From his description, I envision a light manufacturing area and a “terminal market” that makes it possible for small food processors producing everything from jam to cookies to packaged vegetables, and local farmer coops like the new Snoqualmie Valley Farmers Cooperative founded by Erick Haakenson, Jubilee Biodynamic Farm, and Matt Tregoning, Sol to Seed Farm, to reach new retail and food service customers in Seattle.
What SHOULD our mayor do about it?
Here are a few additional steps our next mayor can take:
- Expand the opportunities for private ownership and investment in food production, processing, and distribution businesses, especially for minorities.
- Broaden the base of training and education and provide better incentives for local farm and food production workers.
- Support better immigration policies that will result in better farm and food worker conditions.
- Address the major issue of water quality going into the Sound, including storm water management and non-point pollution control.Puget Sound is the second most depressed fishery in the US and the Washington Department of Fish & Wildlife acknowledges that extinction of some species in Puget Sound is possible. Resurrecting the fisheries – finfish and shellfish – that used to exist in Puget Sound is a long-range, daunting task, considering the water quality conditions now existing in the south Sound.
Can any city feed itself? Hardly. Can the mayor of the City of Seattle truly change the food system? It’s not likely. But with real efforts focused on the business of local food production, we can certainly improve the quality and quantity of food for city residents, provide additional employment for immigrants and low-income residents, and support our local farmers.
Candidates’ responses to four food system questions
Ed Murray’s Responses : 4 Food System Questions for Seattle Mayoral Candidates – Murray

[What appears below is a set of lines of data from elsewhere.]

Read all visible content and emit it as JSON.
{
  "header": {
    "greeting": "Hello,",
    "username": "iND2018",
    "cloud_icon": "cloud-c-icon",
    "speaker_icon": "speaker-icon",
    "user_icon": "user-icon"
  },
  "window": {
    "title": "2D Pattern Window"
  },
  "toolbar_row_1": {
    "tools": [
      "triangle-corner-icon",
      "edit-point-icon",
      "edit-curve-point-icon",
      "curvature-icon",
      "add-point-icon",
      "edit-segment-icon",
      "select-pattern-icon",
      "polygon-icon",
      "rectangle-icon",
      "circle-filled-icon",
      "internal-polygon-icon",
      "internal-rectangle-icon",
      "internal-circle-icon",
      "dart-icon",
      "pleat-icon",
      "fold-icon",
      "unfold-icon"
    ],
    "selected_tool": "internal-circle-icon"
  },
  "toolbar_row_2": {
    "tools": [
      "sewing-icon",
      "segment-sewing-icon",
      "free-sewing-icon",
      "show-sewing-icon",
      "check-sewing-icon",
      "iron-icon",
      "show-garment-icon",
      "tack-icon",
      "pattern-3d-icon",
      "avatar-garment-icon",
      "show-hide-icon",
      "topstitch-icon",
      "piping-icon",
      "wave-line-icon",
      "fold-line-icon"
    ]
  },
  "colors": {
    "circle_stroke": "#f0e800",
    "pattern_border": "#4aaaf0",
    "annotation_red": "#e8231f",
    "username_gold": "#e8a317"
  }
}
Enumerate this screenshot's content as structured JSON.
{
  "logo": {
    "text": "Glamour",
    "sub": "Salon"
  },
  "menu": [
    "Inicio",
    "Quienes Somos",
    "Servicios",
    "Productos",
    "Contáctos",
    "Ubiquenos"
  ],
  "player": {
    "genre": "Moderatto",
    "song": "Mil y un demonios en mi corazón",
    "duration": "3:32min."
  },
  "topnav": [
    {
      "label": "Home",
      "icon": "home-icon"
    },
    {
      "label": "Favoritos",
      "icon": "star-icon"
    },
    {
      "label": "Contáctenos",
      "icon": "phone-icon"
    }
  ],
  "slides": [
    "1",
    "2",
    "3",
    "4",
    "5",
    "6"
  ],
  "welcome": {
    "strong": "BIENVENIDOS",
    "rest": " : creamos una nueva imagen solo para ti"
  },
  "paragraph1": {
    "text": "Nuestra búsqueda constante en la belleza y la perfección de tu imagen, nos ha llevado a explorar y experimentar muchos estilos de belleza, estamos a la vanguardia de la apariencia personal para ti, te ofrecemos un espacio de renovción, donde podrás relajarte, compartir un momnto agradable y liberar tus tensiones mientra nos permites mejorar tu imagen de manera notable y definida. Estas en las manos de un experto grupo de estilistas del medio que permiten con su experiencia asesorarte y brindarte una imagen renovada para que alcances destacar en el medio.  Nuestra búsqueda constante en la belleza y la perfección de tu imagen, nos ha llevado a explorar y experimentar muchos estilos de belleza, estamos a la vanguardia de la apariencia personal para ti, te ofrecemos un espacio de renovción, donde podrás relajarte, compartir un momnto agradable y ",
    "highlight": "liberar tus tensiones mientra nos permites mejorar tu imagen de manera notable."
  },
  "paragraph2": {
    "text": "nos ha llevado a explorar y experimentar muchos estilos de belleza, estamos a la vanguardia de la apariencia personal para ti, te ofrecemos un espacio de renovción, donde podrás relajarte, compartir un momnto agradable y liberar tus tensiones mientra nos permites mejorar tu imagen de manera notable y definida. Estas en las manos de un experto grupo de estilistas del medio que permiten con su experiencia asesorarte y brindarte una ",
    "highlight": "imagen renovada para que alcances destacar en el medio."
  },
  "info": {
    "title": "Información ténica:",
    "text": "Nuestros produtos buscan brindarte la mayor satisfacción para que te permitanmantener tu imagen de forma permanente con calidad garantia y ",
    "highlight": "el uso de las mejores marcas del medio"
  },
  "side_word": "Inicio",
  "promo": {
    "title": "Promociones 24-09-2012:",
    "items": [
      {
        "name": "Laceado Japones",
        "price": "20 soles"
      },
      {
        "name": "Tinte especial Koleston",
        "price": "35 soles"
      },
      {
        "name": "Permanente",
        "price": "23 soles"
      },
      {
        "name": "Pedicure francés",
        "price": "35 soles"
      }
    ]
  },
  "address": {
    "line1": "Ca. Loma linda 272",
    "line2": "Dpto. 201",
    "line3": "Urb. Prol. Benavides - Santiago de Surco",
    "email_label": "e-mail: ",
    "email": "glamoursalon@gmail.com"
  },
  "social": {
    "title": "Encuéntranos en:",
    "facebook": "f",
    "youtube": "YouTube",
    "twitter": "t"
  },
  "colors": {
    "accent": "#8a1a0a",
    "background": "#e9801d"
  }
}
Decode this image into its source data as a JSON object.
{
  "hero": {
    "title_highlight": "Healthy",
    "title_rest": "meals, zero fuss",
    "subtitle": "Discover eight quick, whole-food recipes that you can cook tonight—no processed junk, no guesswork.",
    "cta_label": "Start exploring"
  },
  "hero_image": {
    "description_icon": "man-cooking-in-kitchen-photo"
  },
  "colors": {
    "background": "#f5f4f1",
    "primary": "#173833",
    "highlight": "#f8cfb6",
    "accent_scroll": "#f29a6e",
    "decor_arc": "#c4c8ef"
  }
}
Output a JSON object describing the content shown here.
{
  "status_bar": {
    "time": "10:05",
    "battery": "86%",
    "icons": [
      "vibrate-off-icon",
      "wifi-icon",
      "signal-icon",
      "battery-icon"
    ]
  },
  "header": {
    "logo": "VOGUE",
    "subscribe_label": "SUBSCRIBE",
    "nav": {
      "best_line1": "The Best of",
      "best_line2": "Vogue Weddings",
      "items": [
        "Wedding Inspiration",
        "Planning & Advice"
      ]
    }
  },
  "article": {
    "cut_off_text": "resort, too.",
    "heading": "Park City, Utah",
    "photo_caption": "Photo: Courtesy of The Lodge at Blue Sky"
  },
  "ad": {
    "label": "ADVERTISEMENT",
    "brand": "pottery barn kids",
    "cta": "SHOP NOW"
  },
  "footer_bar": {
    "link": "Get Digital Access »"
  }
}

Mike McGinn’s Responses: 4 Food System Questions for Seattle Mayoral Candidates – McGinn
Hungry City: How Food Shapes Our Lives, a book by Carolyn Steel